“Lambing conditions have been mild, which has helped lamb survival. but with slow lamb growth rates we will probably see some (producers) delay their lamb marking to avoid stressing them,” he said.
Mr Schuppan said many producers with little paddock feed were reassessing their hay and grain stocks and some were making the tough decision to sell ewes with young lambs at-foot.
“Back in January and February we had budgeted supplementary feeding to the end of May, but it has been an extraordinary start to the season and many fodder sources are coming to an end,” he said.
“Especially outside Goyders Line, even if they get a good rain soon it will be four to five weeks before they can stop feeding and for many, where do they get hold of hay and grain.”
AgriPartner Consulting principal consultant Hamish Dickson said the economics of supplementary feeding ewes had added up in most flocks, due to outstanding wool and meat prices.
“Even though feed prices are up and feeding rates are up it has been a positive decision to make not to be offloading pregnant ewes,” he said.
But Mr Dickson acknowledged after months of feeding many producers were assessing when “enough was enough”.
“The best management is to make sure they hold their ewes in as good a condition as they can and not back off in the lead up to lambing,” he said.
“If they have to back off feeding, do it after – this is far less problem than trying to feed them back into good nick with lambs on them.”
He said many flocks in the “inside country” had variable conception rates but given the focus on feeding and mild lambing conditions were likely to enjoy “above average” lambing percentages.
However, it had been a different story in pastoral areas where conception and lambing rates had been lower too.
Cousins Merino Services’ Michelle Cousins said pregnancy scanning rates had been highly variable, dependent on producers’ ability to manage their ewes and the amount of feed available.

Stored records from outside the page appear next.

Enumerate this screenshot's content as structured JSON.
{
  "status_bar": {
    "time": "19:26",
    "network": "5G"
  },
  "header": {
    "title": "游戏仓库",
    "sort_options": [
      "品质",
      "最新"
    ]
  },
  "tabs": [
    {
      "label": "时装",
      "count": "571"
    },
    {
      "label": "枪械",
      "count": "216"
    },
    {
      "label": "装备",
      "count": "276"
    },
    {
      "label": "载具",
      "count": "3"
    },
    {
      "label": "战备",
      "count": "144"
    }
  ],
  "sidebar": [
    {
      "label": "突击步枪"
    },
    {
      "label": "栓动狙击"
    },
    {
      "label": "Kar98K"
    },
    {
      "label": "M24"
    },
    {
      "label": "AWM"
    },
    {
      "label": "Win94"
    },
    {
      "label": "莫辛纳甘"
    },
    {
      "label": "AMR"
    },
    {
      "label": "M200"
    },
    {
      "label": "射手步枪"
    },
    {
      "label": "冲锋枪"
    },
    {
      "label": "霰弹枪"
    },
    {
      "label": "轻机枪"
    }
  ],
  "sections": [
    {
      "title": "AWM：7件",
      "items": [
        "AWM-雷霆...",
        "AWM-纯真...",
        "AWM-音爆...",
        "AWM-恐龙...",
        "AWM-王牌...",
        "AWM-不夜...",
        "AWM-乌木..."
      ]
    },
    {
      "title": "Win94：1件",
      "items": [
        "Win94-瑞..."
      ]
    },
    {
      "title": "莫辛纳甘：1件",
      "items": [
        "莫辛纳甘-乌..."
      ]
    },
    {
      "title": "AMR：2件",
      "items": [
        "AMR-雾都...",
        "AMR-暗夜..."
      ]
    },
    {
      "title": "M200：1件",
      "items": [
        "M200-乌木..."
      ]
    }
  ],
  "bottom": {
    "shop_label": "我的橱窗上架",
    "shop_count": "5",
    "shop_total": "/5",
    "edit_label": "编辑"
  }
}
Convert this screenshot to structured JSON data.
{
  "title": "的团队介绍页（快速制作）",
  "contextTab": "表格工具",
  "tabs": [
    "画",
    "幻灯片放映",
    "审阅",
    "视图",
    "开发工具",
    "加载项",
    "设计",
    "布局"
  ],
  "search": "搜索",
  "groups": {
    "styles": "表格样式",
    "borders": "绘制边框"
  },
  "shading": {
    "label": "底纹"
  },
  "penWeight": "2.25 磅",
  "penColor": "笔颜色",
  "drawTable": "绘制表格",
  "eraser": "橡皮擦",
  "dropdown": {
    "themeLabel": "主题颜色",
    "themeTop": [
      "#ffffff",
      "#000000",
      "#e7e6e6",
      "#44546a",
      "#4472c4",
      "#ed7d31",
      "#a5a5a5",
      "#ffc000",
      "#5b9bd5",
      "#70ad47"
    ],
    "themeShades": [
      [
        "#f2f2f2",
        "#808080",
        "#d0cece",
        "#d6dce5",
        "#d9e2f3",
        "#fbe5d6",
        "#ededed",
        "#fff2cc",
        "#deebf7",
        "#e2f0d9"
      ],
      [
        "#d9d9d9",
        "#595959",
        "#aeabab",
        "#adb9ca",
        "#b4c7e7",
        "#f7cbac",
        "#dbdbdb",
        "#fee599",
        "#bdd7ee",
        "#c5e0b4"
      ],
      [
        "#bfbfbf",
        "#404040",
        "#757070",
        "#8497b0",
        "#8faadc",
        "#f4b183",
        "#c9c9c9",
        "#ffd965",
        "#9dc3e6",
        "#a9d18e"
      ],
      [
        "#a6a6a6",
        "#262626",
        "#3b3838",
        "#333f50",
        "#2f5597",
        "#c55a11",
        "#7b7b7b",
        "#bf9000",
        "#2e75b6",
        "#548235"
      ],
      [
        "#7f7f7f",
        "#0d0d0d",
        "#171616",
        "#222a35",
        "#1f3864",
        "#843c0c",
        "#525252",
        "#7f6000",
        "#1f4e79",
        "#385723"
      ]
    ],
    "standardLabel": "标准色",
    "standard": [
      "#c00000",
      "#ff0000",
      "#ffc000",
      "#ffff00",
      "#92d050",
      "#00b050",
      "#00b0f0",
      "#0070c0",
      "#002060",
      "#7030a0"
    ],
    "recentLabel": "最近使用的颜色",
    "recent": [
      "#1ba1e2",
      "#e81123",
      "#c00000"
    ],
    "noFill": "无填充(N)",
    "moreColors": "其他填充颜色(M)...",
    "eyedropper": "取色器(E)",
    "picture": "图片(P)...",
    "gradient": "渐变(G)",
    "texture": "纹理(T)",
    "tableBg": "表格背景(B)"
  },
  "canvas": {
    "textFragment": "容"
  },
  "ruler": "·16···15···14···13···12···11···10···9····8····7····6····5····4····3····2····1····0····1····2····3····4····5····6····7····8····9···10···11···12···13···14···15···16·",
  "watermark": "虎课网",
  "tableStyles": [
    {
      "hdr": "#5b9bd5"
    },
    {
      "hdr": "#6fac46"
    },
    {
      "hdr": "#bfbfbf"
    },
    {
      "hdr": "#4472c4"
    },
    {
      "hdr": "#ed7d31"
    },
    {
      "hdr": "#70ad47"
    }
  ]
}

They had seen as low as 60-75pc in some pastoral flocks experiencing a very dry season, up to 135-150pc in the SE where it has been a more “traditional season”.
“We saw an increase in clients scanning for twins this year because they knew they needed to utlise their feed effectively and most chose to destock their drys (ewes),” she said.
“Those that re-mated dry ewes in this later period experienced poor conception rates, due to the dry conditions.”